| Exercise directions |
Without the images, print every line of the material below exactly as given.

| Records supplied |
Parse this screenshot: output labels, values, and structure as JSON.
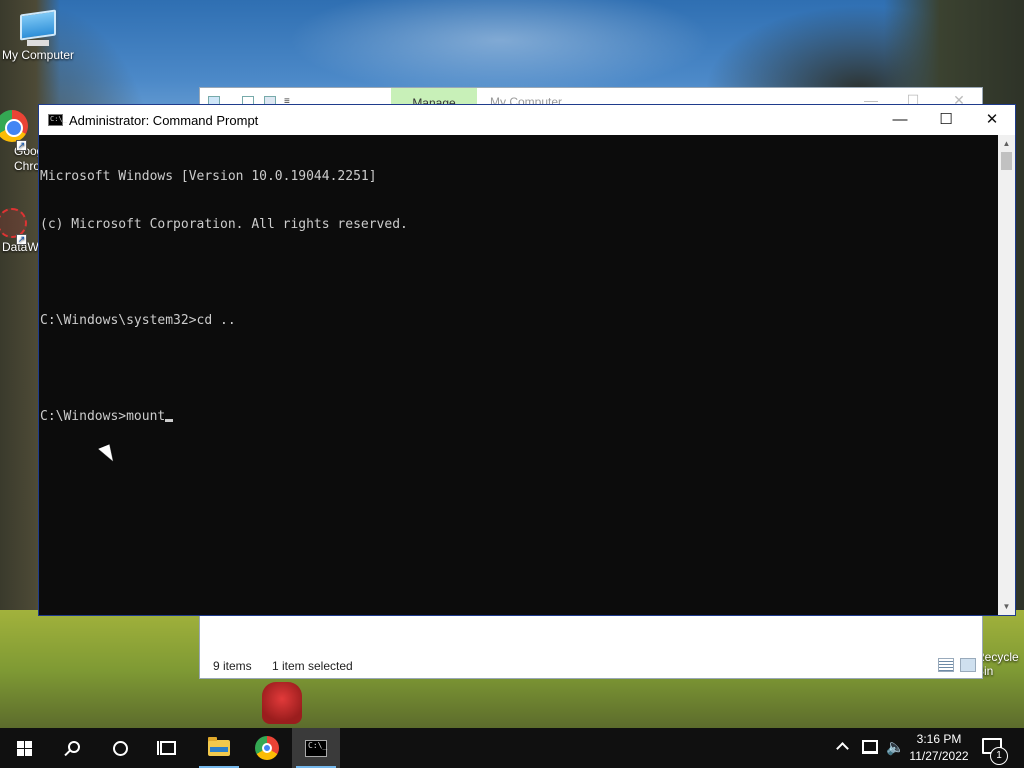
{
  "desktop": {
    "icons": [
      {
        "label": "My Computer"
      },
      {
        "label": "Google Chrome"
      },
      {
        "label": "DataW"
      },
      {
        "label": "Recycle Bin"
      }
    ]
  },
  "explorer_window": {
    "ribbon_tab": "Manage",
    "title": "My Computer",
    "status_count": "9 items",
    "status_selected": "1 item selected"
  },
  "cmd_window": {
    "title": "Administrator: Command Prompt",
    "lines": [
      "Microsoft Windows [Version 10.0.19044.2251]",
      "(c) Microsoft Corporation. All rights reserved.",
      "",
      "C:\\Windows\\system32>cd ..",
      "",
      "C:\\Windows>mount"
    ],
    "controls": {
      "minimize": "—",
      "maximize": "☐",
      "close": "✕"
    }
  },
  "taskbar": {
    "items": [
      "start",
      "search",
      "cortana",
      "task-view",
      "file-explorer",
      "chrome",
      "command-prompt"
    ],
    "active_item": "command-prompt",
    "clock_time": "3:16 PM",
    "clock_date": "11/27/2022",
    "notification_count": "1"
  }
}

| Response below |
Parse this screenshot: output labels, values, and structure as JSON.
{
  "desktop": {
    "icons": [
      {
        "label": "My Computer"
      },
      {
        "label": "Google Chrome"
      },
      {
        "label": "DataW"
      },
      {
        "label": "Recycle Bin"
      }
    ]
  },
  "explorer_window": {
    "ribbon_tab": "Manage",
    "title": "My Computer",
    "status_count": "9 items",
    "status_selected": "1 item selected"
  },
  "cmd_window": {
    "title": "Administrator: Command Prompt",
    "lines": [
      "Microsoft Windows [Version 10.0.19044.2251]",
      "(c) Microsoft Corporation. All rights reserved.",
      "",
      "C:\\Windows\\system32>cd ..",
      "",
      "C:\\Windows>mount"
    ],
    "controls": {
      "minimize": "—",
      "maximize": "☐",
      "close": "✕"
    }
  },
  "taskbar": {
    "items": [
      "start",
      "search",
      "cortana",
      "task-view",
      "file-explorer",
      "chrome",
      "command-prompt"
    ],
    "active_item": "command-prompt",
    "clock_time": "3:16 PM",
    "clock_date": "11/27/2022",
    "notification_count": "1"
  }
}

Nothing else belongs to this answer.